▸ TASK GOAL: Copy out the complete listing, word for word.

▸ SUPPLIED INFORMATION:
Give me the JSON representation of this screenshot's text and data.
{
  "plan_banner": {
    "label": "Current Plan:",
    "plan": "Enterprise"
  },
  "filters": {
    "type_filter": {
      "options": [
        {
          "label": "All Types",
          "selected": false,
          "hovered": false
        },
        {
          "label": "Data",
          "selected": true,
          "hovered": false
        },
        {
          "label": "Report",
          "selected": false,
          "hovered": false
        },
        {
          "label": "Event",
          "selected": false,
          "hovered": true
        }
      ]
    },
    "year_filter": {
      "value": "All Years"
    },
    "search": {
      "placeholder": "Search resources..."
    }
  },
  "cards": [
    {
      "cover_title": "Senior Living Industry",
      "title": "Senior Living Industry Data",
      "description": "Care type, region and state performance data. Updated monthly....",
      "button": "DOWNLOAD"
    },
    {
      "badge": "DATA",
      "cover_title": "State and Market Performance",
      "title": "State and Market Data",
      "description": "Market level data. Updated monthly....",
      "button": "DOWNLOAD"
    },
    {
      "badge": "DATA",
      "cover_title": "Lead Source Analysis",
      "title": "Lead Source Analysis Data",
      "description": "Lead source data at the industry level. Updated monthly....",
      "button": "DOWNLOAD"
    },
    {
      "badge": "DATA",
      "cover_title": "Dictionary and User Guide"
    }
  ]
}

▸ RESPONSE BOX:
Give me the JSON representation of this screenshot's text and data.
{
  "plan_banner": {
    "label": "Current Plan:",
    "plan": "Enterprise"
  },
  "filters": {
    "type_filter": {
      "options": [
        {
          "label": "All Types",
          "selected": false,
          "hovered": false
        },
        {
          "label": "Data",
          "selected": true,
          "hovered": false
        },
        {
          "label": "Report",
          "selected": false,
          "hovered": false
        },
        {
          "label": "Event",
          "selected": false,
          "hovered": true
        }
      ]
    },
    "year_filter": {
      "value": "All Years"
    },
    "search": {
      "placeholder": "Search resources..."
    }
  },
  "cards": [
    {
      "cover_title": "Senior Living Industry",
      "title": "Senior Living Industry Data",
      "description": "Care type, region and state performance data. Updated monthly....",
      "button": "DOWNLOAD"
    },
    {
      "badge": "DATA",
      "cover_title": "State and Market Performance",
      "title": "State and Market Data",
      "description": "Market level data. Updated monthly....",
      "button": "DOWNLOAD"
    },
    {
      "badge": "DATA",
      "cover_title": "Lead Source Analysis",
      "title": "Lead Source Analysis Data",
      "description": "Lead source data at the industry level. Updated monthly....",
      "button": "DOWNLOAD"
    },
    {
      "badge": "DATA",
      "cover_title": "Dictionary and User Guide"
    }
  ]
}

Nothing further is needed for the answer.